1. X-rays are still the most effective diagnostic tool for arthritis
“You can’t see the cartilage wearing away with an X-ray, but you can see the bones touch, which is usually enough to make a diagnosis,” says Alexis Colvin, MD, an orthopedic surgeon at The Mount Sinai Hospital in New York City.
Also, a Washington University study suggested that X-rays can identify osteoarthritis, the most common form of arthritis as accurately as magnetic resonance imaging (MRI)—and they do it faster and of course more cheaply. But you should always remember: “Just because you don’t have it on the X-ray doesn’t mean you don’t have it,” notes Dr. Colvin.
Doctors can do blood tests and physical exams to discover whether you have arthritis.

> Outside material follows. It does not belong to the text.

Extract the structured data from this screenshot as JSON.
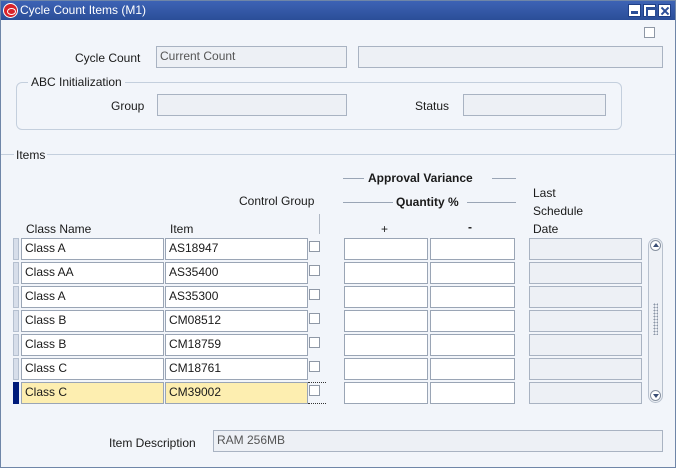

Spotting it early plays an important role because it gives you bags of time to turn to lifestyle changes before irreversible harm is done to your knees (the most common pain point) or other joints.